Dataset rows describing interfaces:

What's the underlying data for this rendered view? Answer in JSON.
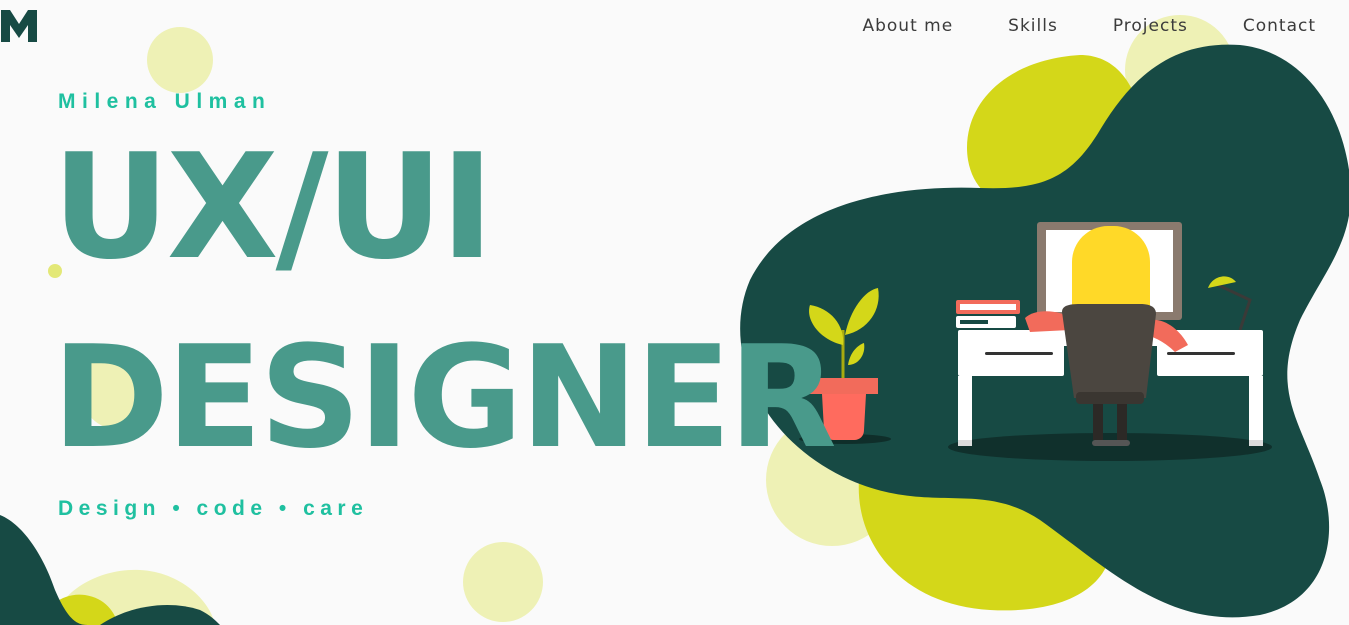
{
  "logo": {
    "letter": "M"
  },
  "nav": {
    "items": [
      {
        "label": "About me"
      },
      {
        "label": "Skills"
      },
      {
        "label": "Projects"
      },
      {
        "label": "Contact"
      }
    ]
  },
  "hero": {
    "name": "Milena Ulman",
    "title_line1": "UX/UI",
    "title_line2": "DESIGNER",
    "tagline": "Design • code • care"
  },
  "colors": {
    "background": "#fafafa",
    "dark_teal": "#174a44",
    "headline_teal": "#499a8b",
    "accent_teal": "#1fc0a0",
    "lime": "#d4d719",
    "pale_lime": "#eef1b5",
    "coral": "#f26b5b",
    "yellow_hair": "#ffd928"
  }
}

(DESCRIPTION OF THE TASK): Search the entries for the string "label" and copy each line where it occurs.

(COMPLETED EXERCISE):
        "label": "About me"
        "label": "Skills"
        "label": "Projects"
        "label": "Contact"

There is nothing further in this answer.